_Your instructions_:
Return every record verbatim.

Records contained in a dataset:
+ + +

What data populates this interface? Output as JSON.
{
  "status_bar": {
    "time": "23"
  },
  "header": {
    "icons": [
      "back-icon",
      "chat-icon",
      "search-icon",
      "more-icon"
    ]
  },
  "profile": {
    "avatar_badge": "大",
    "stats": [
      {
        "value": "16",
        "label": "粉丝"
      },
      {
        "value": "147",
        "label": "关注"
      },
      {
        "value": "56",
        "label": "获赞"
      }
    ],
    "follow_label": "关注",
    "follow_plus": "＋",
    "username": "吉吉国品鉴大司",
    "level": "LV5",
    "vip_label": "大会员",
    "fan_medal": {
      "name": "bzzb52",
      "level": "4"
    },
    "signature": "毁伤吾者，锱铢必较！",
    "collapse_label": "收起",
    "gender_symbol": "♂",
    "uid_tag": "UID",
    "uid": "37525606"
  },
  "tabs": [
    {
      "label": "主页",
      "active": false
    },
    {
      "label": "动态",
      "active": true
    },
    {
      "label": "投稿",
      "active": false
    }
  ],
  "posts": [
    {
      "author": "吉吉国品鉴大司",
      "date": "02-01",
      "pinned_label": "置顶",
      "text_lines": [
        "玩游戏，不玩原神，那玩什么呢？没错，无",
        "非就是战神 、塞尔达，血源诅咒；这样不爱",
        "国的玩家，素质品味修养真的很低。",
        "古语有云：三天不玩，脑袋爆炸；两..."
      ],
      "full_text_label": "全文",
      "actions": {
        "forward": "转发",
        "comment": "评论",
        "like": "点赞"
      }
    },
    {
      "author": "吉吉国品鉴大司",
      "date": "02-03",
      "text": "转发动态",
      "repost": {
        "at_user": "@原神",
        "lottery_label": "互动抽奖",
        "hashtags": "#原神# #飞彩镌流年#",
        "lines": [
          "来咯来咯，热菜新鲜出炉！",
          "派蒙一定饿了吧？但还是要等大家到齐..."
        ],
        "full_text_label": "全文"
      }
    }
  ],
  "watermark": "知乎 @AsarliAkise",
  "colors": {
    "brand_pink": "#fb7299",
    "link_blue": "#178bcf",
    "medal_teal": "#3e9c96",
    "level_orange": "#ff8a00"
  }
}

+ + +

_Expected answer_:
What data populates this interface? Output as JSON.
{
  "status_bar": {
    "time": "23"
  },
  "header": {
    "icons": [
      "back-icon",
      "chat-icon",
      "search-icon",
      "more-icon"
    ]
  },
  "profile": {
    "avatar_badge": "大",
    "stats": [
      {
        "value": "16",
        "label": "粉丝"
      },
      {
        "value": "147",
        "label": "关注"
      },
      {
        "value": "56",
        "label": "获赞"
      }
    ],
    "follow_label": "关注",
    "follow_plus": "＋",
    "username": "吉吉国品鉴大司",
    "level": "LV5",
    "vip_label": "大会员",
    "fan_medal": {
      "name": "bzzb52",
      "level": "4"
    },
    "signature": "毁伤吾者，锱铢必较！",
    "collapse_label": "收起",
    "gender_symbol": "♂",
    "uid_tag": "UID",
    "uid": "37525606"
  },
  "tabs": [
    {
      "label": "主页",
      "active": false
    },
    {
      "label": "动态",
      "active": true
    },
    {
      "label": "投稿",
      "active": false
    }
  ],
  "posts": [
    {
      "author": "吉吉国品鉴大司",
      "date": "02-01",
      "pinned_label": "置顶",
      "text_lines": [
        "玩游戏，不玩原神，那玩什么呢？没错，无",
        "非就是战神 、塞尔达，血源诅咒；这样不爱",
        "国的玩家，素质品味修养真的很低。",
        "古语有云：三天不玩，脑袋爆炸；两..."
      ],
      "full_text_label": "全文",
      "actions": {
        "forward": "转发",
        "comment": "评论",
        "like": "点赞"
      }
    },
    {
      "author": "吉吉国品鉴大司",
      "date": "02-03",
      "text": "转发动态",
      "repost": {
        "at_user": "@原神",
        "lottery_label": "互动抽奖",
        "hashtags": "#原神# #飞彩镌流年#",
        "lines": [
          "来咯来咯，热菜新鲜出炉！",
          "派蒙一定饿了吧？但还是要等大家到齐..."
        ],
        "full_text_label": "全文"
      }
    }
  ],
  "watermark": "知乎 @AsarliAkise",
  "colors": {
    "brand_pink": "#fb7299",
    "link_blue": "#178bcf",
    "medal_teal": "#3e9c96",
    "level_orange": "#ff8a00"
  }
}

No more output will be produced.